In a late submission to the PC Inquiry into Superannuation Competitiveness and Efficiency, the ISA said the key defence used by retail superannuation funds – that the real return of superannuation portfolios depends on the fund type (investment choice) selected by a member did not stand up to objective scrutiny.
Declaring that the cumulative average performance of retail superannuation funds had been lower than other kinds of superannuation funds for as long as comparisons had been issued, the ISA said that the retail funds had been arguing that fund-level performance comparisons could create an inaccurate impression because a fund’s performance was not necessarily the same as the performance a particular member might receive based on the options the member is invested in.
It said the retail funds had also argued that they had an older membership, which required a more defensive asset allocation, resulting in lower net returns.
However, referencing research undertaken by the ISA’s director policy, Zachary May and Phil Gallagher the submission said the pair could “not find empirical support for the proposition that member demographics, product mix, or risk preference explain lower average performance by retail super funds”.
It said that comparing only pension options of a similar strategy, to ensure similar member demographics and product risk profiles, industry super fund pension options consistently achieved higher median and mean performance compared to retail super fund pension options.
Further, it said some results had been especially striking, “for example, the bottom quartile of industry super fund cash pension option returns begins at a point greater than or equal to the beginning of the top quartile of retail fund cash pension options returns for the one, five and ten-year periods to June 2016.
“Over ten years, the worst performing industry super fund cash pension option outperformed more than 75 per cent of retail super fund cash pension options,” the submission said.
“Comparing only accumulation options of a similar investment strategy, industry super fund accumulation options achieved higher median performance compared to retail super fund options.”
Dealing with the question of an older demographic, the ISA submission said public sector funds had an older demographic than retail super funds, but also had higher average levels of performance than did retail super funds.

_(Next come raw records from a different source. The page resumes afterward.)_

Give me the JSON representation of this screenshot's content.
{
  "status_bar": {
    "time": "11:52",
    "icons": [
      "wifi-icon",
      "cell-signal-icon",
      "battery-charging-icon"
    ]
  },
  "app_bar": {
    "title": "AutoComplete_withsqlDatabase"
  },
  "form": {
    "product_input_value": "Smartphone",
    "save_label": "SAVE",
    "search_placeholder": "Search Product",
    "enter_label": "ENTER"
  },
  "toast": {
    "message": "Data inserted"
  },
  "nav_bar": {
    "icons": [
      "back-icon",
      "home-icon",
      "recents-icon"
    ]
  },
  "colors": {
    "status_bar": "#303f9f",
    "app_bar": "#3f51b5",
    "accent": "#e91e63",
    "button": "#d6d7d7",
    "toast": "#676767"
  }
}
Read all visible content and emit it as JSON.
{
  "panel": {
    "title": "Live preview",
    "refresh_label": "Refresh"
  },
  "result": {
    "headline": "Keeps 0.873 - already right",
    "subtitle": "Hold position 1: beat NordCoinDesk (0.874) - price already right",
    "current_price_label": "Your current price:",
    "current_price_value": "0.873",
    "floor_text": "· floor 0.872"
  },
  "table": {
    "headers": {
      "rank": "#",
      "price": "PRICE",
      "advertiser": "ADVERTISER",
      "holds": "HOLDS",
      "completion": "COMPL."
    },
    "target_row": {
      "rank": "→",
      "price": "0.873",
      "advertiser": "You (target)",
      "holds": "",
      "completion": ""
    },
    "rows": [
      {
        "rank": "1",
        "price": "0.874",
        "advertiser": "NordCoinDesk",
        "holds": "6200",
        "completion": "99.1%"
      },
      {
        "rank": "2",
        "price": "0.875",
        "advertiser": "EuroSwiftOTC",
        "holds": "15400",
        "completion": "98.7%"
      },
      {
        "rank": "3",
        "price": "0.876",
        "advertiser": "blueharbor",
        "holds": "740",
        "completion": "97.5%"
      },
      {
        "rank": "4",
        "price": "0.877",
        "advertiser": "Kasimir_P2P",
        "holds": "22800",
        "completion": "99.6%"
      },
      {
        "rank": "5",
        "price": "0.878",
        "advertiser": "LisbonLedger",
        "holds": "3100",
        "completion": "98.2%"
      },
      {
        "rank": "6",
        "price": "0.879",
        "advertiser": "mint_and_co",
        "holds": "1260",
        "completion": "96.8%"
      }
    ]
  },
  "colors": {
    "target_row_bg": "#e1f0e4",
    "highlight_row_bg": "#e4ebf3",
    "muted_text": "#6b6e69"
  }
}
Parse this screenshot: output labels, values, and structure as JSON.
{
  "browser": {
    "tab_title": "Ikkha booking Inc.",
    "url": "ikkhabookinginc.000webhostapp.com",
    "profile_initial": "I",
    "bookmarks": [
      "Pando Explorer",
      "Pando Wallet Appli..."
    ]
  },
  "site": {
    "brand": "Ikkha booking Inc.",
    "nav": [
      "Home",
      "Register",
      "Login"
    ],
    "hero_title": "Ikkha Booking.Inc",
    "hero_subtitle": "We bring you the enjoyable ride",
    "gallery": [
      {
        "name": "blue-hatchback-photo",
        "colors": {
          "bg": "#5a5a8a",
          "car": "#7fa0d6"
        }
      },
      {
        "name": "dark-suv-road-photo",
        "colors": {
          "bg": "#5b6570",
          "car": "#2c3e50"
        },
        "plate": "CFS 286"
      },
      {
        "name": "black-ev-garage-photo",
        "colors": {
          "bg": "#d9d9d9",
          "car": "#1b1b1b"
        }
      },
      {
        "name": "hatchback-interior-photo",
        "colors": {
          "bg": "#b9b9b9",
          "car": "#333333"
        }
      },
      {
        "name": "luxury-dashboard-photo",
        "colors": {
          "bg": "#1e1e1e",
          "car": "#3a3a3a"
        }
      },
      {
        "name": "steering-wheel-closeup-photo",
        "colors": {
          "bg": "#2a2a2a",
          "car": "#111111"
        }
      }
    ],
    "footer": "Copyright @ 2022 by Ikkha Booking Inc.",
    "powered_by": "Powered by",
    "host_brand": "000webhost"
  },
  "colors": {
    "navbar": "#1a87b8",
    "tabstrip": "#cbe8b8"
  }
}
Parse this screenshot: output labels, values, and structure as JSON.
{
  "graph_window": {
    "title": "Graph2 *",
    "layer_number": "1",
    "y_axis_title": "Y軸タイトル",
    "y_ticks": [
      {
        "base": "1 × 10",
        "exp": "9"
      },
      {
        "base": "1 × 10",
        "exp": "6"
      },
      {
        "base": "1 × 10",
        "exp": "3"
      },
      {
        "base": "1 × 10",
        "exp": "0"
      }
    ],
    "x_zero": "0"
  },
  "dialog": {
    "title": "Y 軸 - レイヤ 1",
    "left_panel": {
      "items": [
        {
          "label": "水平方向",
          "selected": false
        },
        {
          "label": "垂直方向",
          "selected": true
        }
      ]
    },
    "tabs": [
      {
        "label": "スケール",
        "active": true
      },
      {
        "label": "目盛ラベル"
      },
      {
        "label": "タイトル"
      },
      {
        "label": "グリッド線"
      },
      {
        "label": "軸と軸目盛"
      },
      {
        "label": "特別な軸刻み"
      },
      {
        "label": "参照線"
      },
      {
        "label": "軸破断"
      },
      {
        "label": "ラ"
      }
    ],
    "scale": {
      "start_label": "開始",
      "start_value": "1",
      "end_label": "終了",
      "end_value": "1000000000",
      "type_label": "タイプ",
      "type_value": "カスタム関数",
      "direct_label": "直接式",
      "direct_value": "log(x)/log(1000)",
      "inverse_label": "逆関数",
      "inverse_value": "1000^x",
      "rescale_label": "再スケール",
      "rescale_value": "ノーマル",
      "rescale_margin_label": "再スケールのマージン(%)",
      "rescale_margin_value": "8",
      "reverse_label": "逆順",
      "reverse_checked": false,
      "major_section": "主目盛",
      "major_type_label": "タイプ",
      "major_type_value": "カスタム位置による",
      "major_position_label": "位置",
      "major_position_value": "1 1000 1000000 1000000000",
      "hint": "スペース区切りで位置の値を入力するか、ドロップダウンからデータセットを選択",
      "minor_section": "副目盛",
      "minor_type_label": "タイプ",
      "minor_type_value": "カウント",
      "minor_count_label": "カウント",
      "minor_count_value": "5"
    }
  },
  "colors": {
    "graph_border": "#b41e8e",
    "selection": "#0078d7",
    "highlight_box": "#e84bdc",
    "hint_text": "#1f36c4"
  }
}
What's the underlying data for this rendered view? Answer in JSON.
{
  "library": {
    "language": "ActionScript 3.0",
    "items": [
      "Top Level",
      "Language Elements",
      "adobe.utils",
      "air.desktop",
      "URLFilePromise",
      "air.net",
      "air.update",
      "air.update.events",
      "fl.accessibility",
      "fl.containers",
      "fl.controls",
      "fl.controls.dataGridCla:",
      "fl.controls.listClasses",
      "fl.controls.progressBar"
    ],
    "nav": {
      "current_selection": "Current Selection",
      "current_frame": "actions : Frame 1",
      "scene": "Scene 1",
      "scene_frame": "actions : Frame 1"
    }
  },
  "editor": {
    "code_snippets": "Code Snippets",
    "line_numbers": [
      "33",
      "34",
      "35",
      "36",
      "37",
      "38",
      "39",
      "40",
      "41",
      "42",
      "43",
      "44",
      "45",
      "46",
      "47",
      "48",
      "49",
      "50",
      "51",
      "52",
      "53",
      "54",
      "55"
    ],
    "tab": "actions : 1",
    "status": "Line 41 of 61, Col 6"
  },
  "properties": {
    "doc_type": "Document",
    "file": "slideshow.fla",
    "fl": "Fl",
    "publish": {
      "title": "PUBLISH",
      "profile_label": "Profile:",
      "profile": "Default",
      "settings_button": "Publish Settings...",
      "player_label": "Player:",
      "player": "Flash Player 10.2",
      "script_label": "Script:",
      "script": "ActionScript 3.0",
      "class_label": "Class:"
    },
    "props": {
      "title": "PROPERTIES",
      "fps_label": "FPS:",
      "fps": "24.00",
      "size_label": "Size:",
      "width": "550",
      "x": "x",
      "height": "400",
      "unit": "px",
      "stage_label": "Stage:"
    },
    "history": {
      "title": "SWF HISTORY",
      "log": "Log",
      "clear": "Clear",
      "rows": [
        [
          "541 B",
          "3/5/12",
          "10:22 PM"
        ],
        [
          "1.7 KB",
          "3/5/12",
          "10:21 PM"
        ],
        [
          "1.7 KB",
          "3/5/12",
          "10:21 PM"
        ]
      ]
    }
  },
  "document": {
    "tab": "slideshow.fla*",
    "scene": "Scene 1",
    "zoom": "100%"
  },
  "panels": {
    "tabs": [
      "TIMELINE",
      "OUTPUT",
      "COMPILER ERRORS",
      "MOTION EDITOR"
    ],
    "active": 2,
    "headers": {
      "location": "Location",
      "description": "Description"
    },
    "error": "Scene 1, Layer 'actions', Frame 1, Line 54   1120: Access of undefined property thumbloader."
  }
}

“Public sector funds have a higher proportion of members aged 50-59, aged 60-64, and aged 65 and over, than do retail super funds. Public sector funds have comparable levels of average performance to industry super funds notwithstanding that they have much older demographics than industry super funds,” the submission said.